It's no secret that adoption cannot exist without loss. It's also no secret that grief is inevitable and is already something any mother carries.
Grief is something that our agency, Special Delivery Adoptions, tries to address head-on. Monthly, we offer support group sessions in three different cities and virtually. But, we know it's fluid and not linear. We strive to help moms right where they are, as they are feeling in that moment.
Sharing stories is one of the strategies that can sometimes help; sometimes it can shed light in corners we've kept in the pitch-black. As always, every single person's grief is different, but this is certainly a story worth reflecting upon; even though it is not grief in adoption, it's painfully present.
"It's no simple task to let a loved one morn on her own, especially if the person is your daughter. Author and devoted mom, Karen Joy Fowler shares how she learned the hard way."
by Karen Joy Fowler
originally published in Real Simple December 2009
Her daughter Shannon lost her fiance while on vacation in Thailand to a box jellyfish; he died within minutes of the sting.
"Shannon didn't want us. On the rare occasion we could get her on the phone she said, 'Honestly mum, what could you possibly do that can make this even a tiny bit better?'
I got a crash course in the things well-meaning people say but shouldn't:
I know what you're going through.
You're so strong; I just curl up and die.
You're young and beautiful you'll find love again.
God has a plan.
So many wrong things to say, and so few right. In the days before she left, I got a good look at my daughter. She couldn't sleep and hardly ate. She was suffering from post-traumatic stress and survivor guilt and was sometimes angry, sometimes paralyzed with grief. I had my own irrational guilt. I'm her mother; it's my job to keep her safe. Clearly I hadn't done my job. I hadn't even been home when she called [ to tell me of the accident].
I couldn't tell her I was devastated. Shannon resented any implication that we shared this tragedy, as if I were trying to take it from her.
'You hardly knew him,' she said, which was true. Their relationship had happened in Europe, Australia, and China he had come only wants to visit us in California. But I had known they would marry long before they made it official. In my heart, he was family.
For months I couldn't go to sleep at night unless I was fantasizing about some impossible way of saving him. And beyond the loss of him, her grief was more than I could endure.
'When she has her own children, she'll understand,' my friends told me, but they were solving the wrong problem. I never doubted that my relationship with Shannon would be fine. What I wanted was a way to help her.
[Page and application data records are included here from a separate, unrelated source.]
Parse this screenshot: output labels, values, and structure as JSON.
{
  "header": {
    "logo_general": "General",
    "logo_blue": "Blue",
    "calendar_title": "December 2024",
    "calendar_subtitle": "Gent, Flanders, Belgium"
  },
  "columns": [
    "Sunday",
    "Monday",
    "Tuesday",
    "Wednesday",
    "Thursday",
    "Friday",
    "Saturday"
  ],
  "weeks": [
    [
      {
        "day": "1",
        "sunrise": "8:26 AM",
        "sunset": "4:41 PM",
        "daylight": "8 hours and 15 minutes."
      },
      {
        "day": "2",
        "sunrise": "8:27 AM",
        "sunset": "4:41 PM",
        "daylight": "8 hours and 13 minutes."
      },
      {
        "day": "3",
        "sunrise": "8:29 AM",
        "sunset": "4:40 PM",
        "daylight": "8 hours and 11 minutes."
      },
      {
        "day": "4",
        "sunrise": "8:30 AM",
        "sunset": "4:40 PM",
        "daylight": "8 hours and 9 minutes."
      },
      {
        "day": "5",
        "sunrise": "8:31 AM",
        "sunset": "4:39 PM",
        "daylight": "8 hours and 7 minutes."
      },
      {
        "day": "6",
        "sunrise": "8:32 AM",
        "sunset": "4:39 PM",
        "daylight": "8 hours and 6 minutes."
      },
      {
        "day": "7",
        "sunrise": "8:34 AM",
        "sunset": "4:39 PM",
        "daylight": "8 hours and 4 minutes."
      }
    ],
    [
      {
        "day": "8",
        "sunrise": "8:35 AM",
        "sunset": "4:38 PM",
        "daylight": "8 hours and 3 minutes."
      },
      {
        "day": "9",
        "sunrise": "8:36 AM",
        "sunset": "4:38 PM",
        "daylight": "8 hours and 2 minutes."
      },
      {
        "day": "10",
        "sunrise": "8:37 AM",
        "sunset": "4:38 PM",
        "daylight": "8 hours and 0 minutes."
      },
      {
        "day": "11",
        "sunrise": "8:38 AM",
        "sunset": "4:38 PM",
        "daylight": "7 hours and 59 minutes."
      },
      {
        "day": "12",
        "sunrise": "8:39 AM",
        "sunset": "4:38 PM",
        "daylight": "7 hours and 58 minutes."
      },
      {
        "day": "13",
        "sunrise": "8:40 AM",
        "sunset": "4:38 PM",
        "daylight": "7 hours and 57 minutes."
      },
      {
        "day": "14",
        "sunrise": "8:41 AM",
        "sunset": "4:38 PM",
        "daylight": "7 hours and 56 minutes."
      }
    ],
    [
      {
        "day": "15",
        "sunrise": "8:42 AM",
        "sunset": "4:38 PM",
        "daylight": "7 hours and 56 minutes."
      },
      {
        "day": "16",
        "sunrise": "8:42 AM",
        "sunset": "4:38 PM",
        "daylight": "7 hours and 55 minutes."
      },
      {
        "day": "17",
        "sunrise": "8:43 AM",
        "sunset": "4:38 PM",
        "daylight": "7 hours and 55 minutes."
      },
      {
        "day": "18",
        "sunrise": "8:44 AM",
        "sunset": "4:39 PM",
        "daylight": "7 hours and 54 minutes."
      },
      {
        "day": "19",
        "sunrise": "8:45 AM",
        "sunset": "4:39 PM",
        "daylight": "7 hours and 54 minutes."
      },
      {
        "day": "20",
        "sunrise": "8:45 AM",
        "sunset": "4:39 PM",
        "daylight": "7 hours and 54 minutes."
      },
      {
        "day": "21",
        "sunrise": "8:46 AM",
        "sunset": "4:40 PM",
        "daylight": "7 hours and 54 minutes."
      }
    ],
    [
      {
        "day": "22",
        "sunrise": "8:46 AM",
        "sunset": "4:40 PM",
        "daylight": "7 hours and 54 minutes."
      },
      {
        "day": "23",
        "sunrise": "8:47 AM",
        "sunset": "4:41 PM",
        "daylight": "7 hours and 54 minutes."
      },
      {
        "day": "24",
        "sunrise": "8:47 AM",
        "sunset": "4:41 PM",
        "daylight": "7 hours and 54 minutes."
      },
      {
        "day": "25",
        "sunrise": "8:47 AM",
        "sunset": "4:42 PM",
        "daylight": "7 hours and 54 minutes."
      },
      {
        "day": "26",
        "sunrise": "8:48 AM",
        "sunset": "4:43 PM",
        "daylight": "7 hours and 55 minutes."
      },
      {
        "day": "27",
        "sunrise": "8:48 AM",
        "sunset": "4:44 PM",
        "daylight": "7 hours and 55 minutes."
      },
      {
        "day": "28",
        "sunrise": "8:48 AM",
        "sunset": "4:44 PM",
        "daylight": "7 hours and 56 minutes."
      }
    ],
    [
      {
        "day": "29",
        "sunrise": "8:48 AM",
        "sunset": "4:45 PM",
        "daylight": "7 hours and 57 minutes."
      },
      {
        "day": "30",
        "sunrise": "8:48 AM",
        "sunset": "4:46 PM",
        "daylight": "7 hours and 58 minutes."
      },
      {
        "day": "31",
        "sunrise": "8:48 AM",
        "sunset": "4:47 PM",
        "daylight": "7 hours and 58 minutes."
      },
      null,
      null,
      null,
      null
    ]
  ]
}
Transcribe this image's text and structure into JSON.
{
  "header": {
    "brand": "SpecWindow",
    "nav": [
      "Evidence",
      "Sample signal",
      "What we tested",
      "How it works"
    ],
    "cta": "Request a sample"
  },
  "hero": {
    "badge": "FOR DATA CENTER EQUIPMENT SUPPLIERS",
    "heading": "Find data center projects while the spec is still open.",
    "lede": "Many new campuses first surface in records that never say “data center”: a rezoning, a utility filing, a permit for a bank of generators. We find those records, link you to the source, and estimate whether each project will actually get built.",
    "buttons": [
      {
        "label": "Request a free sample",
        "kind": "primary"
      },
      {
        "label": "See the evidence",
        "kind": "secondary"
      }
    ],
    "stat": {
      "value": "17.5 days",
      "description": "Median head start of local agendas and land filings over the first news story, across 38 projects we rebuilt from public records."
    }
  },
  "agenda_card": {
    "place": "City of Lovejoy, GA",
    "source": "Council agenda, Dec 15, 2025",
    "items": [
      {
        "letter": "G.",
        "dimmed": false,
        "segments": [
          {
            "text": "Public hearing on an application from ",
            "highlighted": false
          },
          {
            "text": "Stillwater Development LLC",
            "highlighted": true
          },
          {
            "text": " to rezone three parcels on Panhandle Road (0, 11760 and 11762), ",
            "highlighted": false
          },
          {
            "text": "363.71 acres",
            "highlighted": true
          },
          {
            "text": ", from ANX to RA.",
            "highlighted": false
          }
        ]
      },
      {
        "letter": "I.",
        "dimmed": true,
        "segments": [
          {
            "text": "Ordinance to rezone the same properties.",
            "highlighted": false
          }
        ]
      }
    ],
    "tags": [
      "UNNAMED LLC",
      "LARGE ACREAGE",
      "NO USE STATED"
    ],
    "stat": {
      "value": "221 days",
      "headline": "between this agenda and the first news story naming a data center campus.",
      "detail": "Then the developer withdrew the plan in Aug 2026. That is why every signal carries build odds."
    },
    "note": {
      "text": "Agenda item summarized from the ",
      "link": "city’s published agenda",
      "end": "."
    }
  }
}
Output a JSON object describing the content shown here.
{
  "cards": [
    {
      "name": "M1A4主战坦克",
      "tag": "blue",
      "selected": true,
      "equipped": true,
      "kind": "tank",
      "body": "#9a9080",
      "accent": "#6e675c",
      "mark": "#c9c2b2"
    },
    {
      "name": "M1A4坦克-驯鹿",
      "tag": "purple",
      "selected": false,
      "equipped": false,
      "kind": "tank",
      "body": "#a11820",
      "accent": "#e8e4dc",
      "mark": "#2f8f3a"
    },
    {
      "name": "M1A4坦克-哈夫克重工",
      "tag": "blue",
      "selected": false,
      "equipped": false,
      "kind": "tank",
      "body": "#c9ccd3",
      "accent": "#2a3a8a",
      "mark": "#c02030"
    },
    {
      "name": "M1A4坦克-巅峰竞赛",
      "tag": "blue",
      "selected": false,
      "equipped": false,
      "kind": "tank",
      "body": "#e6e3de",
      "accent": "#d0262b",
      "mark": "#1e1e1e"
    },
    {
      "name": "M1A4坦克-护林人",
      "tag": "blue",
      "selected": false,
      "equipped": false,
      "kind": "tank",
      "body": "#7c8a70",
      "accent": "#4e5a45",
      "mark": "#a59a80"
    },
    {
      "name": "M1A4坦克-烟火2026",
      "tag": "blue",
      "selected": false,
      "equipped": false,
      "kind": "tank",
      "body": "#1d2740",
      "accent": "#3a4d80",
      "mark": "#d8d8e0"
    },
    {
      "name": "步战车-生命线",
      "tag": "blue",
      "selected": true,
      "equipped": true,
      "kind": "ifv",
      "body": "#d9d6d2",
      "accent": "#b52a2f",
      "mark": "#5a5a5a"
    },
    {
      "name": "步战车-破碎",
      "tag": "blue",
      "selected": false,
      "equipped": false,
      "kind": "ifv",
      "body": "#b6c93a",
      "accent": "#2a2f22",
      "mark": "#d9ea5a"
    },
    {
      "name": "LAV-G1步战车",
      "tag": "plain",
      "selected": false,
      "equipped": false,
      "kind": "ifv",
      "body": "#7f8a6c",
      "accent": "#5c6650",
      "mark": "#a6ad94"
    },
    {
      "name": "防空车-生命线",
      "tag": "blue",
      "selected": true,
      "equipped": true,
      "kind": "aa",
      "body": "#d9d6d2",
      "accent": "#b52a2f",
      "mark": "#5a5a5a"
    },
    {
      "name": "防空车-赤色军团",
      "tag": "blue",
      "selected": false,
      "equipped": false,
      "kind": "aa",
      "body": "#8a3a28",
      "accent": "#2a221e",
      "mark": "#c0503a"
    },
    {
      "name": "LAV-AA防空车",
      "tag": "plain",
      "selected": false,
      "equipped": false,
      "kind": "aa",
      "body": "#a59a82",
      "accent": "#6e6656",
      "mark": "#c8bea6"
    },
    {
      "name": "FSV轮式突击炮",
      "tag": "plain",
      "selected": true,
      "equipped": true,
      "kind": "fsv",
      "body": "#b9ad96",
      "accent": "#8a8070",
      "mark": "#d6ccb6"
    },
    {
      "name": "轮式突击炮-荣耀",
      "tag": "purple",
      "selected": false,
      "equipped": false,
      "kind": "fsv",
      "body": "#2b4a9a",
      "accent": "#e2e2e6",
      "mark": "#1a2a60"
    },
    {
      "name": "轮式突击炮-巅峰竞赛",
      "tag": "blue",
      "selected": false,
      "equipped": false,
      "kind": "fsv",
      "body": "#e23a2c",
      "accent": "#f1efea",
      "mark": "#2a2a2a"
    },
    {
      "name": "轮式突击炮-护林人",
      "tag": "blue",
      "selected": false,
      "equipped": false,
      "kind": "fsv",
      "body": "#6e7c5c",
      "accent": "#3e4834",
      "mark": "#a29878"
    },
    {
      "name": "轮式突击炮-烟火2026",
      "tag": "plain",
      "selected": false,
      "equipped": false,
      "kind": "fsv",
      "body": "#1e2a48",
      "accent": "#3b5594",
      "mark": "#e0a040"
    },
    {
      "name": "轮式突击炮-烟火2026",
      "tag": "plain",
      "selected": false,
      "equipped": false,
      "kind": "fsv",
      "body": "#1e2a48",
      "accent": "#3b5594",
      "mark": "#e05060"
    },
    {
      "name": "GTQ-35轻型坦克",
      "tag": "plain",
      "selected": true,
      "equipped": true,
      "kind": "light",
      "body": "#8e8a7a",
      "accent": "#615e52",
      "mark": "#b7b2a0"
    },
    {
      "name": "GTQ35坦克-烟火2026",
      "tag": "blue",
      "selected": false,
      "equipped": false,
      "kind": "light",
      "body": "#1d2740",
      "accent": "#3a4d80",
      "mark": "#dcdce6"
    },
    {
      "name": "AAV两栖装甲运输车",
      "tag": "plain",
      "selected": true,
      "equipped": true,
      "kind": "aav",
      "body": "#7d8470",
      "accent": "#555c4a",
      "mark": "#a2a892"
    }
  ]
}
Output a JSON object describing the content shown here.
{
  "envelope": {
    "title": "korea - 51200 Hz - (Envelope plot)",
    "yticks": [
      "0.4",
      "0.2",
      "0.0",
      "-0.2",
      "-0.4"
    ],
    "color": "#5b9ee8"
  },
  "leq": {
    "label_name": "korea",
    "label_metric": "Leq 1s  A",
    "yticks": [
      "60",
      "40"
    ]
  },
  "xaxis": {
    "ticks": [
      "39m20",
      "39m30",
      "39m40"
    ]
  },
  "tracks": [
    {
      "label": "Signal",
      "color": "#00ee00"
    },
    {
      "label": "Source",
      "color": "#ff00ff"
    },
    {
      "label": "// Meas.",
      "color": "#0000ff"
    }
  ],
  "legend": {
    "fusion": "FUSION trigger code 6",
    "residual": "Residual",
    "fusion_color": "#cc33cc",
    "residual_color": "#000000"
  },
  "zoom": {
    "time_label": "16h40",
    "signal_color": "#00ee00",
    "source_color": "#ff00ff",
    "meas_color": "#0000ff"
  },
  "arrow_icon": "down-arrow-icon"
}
But she was somewhere emotionally that I couldn't even imagine.
[I remember back when my mother was dying and the doctor told me,] 'she can't be your mother right now, she's too busy dying.'
I applied that to Shannon. 'She can't be your daughter right now,' I told myself. 'She's too busy surviving.' [Some could have seen her as] an emblem of loss, of loneliness. Many months passed before I realized that she also signified resilience.
Shannon is in a good place right now. She's writing a memoir about her time in Eastern Europe. I have good advice and valuable experience is drawn, as sometimes I will. I no longer feel it's my job to protect her from all the bad things; I've seen too clearly that I can't. She is my daughter and the only expert on the way to live her life. I am her mother, with all the love and limitations that implies."
Fowler, Karen Joy. “Letting Go.” Real Simple, Dec. 2009, pp. 107–111.